Jean Rusenyagugu spoke to me in smiles, in chuckles and laughter. That was because French was our common language, and neither of us spoke it well.
Jean was janitor-factotum at the United States Information Service (USIS) Cultural Center in Bukavu in the eastern Congo (now Zaire) when I was the inexperienced, twentysomething bossman there. Soon after I arrived, he studied me with his broom. "Vous etes marie, Monsieur?" he asked at last. No, I said, I was not married.
Jean was stunned - and scrutinized me. How could I not be married? Was I not an adult? Was not marriage a symbol of adulthood? How could foreigners be so strange?
Many months later, about to leave Bukavu, I bought a souvenir: a large cowhide drum, three feet tall and almost as wide. When I lugged it into the office, Jean smiled with delight. "A wedding drum!" he exulted. "You are going home to get married!" I'm sure he thought that my parents had finally found me a bride.
When I asked to take a photo of Jean, he cast his dustcloth aside and ran off. He reappeared with a book in his hand. He posed for me out back in the sunny parking lot: stiff of stance, but grinning, nonetheless. He held the book before him, tenderly and proudly, and I took his picture.
The wedding drum stands now in our living room. (I did get married.)
When I look at it, my mind's eye sees Jean Rusenyagugu, Bukavu janitor, fluent communicator with smiles, proud holder of a book he could not read. And my memory smiles back at him.

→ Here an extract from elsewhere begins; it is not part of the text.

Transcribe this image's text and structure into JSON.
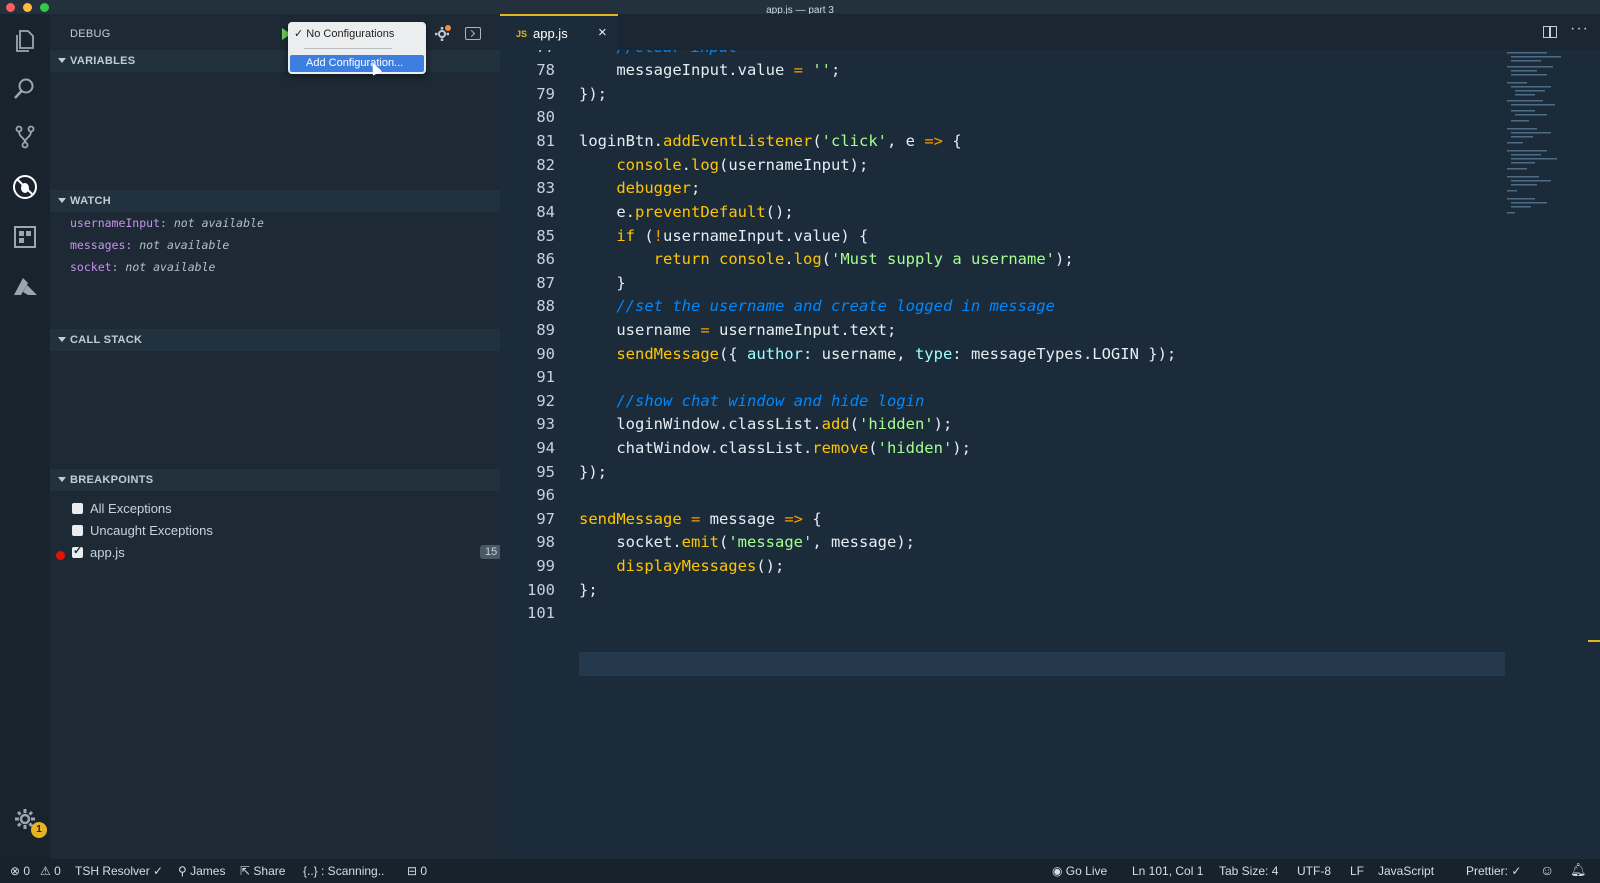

Deogratias Mpunyu, librarian-driver, was a long sliver of a man, easily 6 feet, 8 inches. He was a Tutsi, a refugee from Rwanda, the neighboring country just across Lake Kivu where Tutsi rule, stretching back into unremembered time, had recently been overthrown.
Literate, educated, adept in French and even attempting English, "Deo" seemed an ideal librarian. But the passion of his life was to drive. He longed to escape the library, fold his long frame behind the steering wheel of the center's truck, and drive it around town, honking and waving and shouting at friends. Young ladies with bundles on their heads would stop and turn their bodies to watch him pass.
Reports came that Deo brought little more than jubilation to his driving. He had no license - not too surprising in the strife-torn, newly independent Congo - and he was vague about how he had learned to drive. I grew concerned that claims of damages might be brought against the center - for why were Americans in the Congo if they were not rich? It became clear that I myself must become the licensing authority.
I proposed a test drive. Deo seemed delighted, laughing gaily. Anything to get behind the wheel! But I detected some uncertainty, too. And I remember, as we started out, hoping very much that Deo really knew how to drive.
Perhaps his legs and arms were too long. Perhaps his head sat so high on his long neck that his eyes had no proper field of vision. Perhaps I unnerved him. Whatever the cause, at the end of the first block, Deo drove into a traffic sign. It was wood; it splintered in half.
The African experience of that era had been a painful chain of expectations blasted by events. Deo was a child of his time. He graciously accepted the consequences of his accident and contented himself in the library.